Recorded data

== Segment start ==

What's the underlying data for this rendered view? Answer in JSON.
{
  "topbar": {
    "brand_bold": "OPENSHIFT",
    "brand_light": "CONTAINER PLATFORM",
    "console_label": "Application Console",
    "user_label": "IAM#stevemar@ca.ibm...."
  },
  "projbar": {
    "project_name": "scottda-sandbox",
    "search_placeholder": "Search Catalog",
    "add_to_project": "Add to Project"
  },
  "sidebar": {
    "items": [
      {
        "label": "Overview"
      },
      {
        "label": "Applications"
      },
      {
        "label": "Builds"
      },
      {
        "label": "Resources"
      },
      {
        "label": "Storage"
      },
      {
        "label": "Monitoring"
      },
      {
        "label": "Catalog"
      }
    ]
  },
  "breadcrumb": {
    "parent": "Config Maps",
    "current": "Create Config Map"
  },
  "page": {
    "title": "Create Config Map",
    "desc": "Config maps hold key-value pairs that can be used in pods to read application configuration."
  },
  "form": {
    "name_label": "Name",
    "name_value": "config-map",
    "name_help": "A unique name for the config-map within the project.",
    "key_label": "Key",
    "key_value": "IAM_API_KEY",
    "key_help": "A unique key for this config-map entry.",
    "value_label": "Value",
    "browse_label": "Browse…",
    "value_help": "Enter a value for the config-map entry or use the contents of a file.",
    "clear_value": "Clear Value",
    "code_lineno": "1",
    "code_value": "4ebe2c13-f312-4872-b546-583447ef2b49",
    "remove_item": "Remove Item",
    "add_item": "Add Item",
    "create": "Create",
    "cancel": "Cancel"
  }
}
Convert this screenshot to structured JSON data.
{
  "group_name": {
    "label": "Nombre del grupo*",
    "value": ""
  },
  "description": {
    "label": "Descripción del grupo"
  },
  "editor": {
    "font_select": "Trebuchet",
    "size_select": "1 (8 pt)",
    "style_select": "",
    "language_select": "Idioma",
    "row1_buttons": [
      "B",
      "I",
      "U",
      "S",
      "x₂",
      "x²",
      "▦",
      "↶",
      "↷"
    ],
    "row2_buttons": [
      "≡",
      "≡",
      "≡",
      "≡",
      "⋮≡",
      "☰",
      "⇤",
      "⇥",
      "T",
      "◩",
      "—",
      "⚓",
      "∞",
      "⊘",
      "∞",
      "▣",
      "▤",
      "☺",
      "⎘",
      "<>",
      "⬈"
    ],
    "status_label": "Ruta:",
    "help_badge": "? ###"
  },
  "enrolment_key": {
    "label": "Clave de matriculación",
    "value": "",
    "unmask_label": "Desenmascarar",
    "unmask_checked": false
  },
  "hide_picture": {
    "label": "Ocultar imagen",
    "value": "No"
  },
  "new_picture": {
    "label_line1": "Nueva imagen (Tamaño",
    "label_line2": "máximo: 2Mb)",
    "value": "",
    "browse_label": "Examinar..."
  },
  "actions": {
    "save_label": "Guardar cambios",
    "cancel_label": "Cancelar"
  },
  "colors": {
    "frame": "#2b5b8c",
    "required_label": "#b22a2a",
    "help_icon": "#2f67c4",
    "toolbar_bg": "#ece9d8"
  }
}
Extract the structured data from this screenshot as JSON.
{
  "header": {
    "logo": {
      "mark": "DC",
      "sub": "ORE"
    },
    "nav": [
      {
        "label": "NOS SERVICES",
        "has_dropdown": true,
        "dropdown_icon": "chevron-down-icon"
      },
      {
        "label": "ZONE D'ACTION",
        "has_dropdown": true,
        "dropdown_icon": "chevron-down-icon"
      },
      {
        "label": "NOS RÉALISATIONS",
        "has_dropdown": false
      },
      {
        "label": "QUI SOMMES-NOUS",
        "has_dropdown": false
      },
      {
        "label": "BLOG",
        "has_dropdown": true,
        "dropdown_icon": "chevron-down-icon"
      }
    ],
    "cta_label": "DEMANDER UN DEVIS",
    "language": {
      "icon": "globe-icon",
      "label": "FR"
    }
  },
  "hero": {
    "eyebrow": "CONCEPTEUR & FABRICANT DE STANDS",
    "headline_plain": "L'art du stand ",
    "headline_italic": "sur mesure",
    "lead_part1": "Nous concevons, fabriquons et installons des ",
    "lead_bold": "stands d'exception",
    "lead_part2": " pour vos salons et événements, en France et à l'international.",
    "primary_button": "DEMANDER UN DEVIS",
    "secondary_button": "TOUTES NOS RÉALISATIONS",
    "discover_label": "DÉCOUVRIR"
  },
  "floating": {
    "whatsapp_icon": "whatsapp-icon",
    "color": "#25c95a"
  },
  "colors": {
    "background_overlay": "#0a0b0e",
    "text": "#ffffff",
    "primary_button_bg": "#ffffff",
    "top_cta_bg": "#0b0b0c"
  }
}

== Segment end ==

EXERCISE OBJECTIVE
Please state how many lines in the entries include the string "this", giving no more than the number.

RESULT BELOW
4